However, Cribb worried about the consequences of a lack of coordination if different companies in the same sectors were to shed similarly skilled workers simultaneously.
“I just think we’re at a very unsophisticated level of debate. In that it could happen next year [with some jobs]. We could end up with seven or eight thousand people with the same skillset dropped on a labour market and that’s going to be really hard to absorb.”
Cribb and other speakers explored the inroads AI is making into the job recruitment process, including machine learning programs to screen CVs and even a robot head that conducts interviews and then sends the transcript to the hiring manager.
DeepSense “is the one that made me feel a bit uneasy”, said Cribb. “It’s a program that analyses a candidate’s social media or anything you’ve published online and it not only looks at the content but it analyses the words you use and builds a personality profile and tries to predict how you’re likely to behave in the workplace.”
Ben Ritchie, a Senior Advisor at analytics firm Nicholson Consulting, said people often ask how we avoid AI resulting in a dystopia.
“I would argue that within the job market, and particularly in some industries, dystopia already exists. It exists through unequal employment rates for Māori and Pasifika, it certainly exists through the gender and ethnic pay gaps that exist too. Obviously, this is a bad situation.
“What it means is those automated decision-making tools are more likely to be used in situations where employees have relatively less power. They are more suited to that process. Because going through a process where you are recruiting a data scientist into a small team, where you’ve got a small pool of people with requisite skills, it’s more a matter of ‘Do I like this person? Will they fit in with our culture?’ It’s more of a human decision-making process.”
Meanwhile, he said, “automated decision-making will continue to expand and be more important but it will continue to disproportionately affect those people that are most disadvantaged in the job market already”.
Associate Professor Jane Bryson from Victoria University of Wellington’s Business School, whose research includes recruitment and selection, stressed the need to avoid replicating or creating biases through use of AI.
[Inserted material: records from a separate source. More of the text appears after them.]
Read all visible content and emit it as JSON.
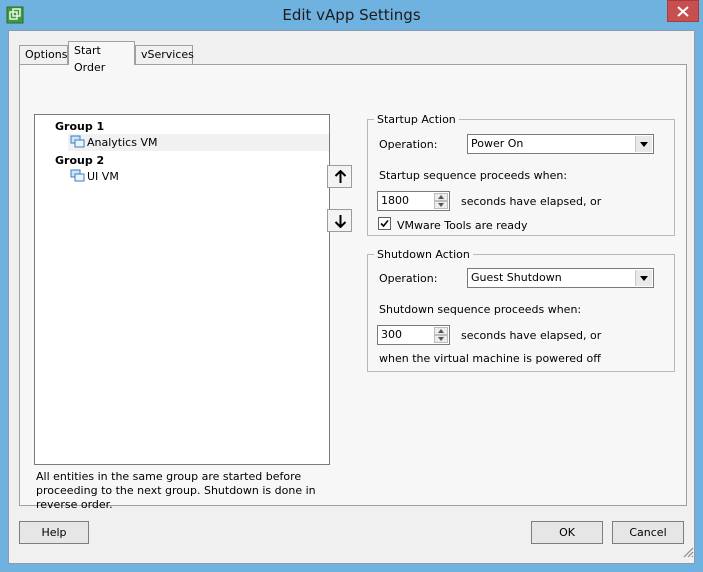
{
  "window": {
    "title": "Edit vApp Settings"
  },
  "tabs": [
    {
      "label": "Options"
    },
    {
      "label": "Start Order"
    },
    {
      "label": "vServices"
    }
  ],
  "tree": {
    "groups": [
      {
        "label": "Group 1",
        "vms": [
          "Analytics VM"
        ]
      },
      {
        "label": "Group 2",
        "vms": [
          "UI VM"
        ]
      }
    ]
  },
  "note": "All entities in the same group are started before proceeding to the next group. Shutdown is done in reverse order.",
  "startup": {
    "legend": "Startup Action",
    "operation_label": "Operation:",
    "operation_value": "Power On",
    "proceeds_label": "Startup sequence proceeds when:",
    "seconds_value": "1800",
    "seconds_label": "seconds have elapsed, or",
    "tools_label": "VMware Tools are ready",
    "tools_checked": true
  },
  "shutdown": {
    "legend": "Shutdown Action",
    "operation_label": "Operation:",
    "operation_value": "Guest Shutdown",
    "proceeds_label": "Shutdown sequence proceeds when:",
    "seconds_value": "300",
    "seconds_label": "seconds have elapsed, or",
    "powered_off_label": "when the virtual machine is powered off"
  },
  "buttons": {
    "help": "Help",
    "ok": "OK",
    "cancel": "Cancel"
  },
  "icons": {
    "app": "vapp-icon",
    "close": "close-icon",
    "vm": "vm-icon",
    "up": "arrow-up-icon",
    "down": "arrow-down-icon",
    "dropdown": "chevron-down-icon",
    "check": "checkmark-icon",
    "grip": "resize-grip-icon"
  },
  "colors": {
    "titlebar": "#6fb2e0",
    "close": "#c74f4f",
    "vm_icon": "#3a7fc0"
  }
}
She also raised the issue of where power lies in the recruitment process.
“I see AI as a useful tool if it is managed well and we get transparency about what lies behind the algorithms. But my concern is that currently AI puts a lot of power in the hands of the recruiter and the employer and very little in the hands of the applicant.
“That power takes two forms. One, it’s about the increasing amount of information collected on you as an individual and the judgement weighed on it. And the applicant has no real input or influence over that information once it has been scanned. The second element of that power is a real distancing from the human or social relationship you enter into in an employment relationship. What that has the effect of doing, if it is relied on too much, is reducing applicants to a cog in a machine. As soon as you distance yourself at a human level, it’s much easier to make hard decisions that don’t take account of the person at the other end of it.”
Bryson proposed rebalancing the power relationship.
“I would like to see AI that makes freely available an assessment of the likely behaviour of your prospective employer organisation. I would like to see AI that looks at organisations and assesses whether they live up to their stated values. I would like to see AI that look at how those organisations are rated on social media. How are they rated by external agencies? What are their health and safety statistics? What are their personal grievance statistics? What are their customer ratings?
“Why don’t we have AI tools that put some more power back into the hands of the applicants instead of just the recruiters and employers?”
Read the original article on Newsroom.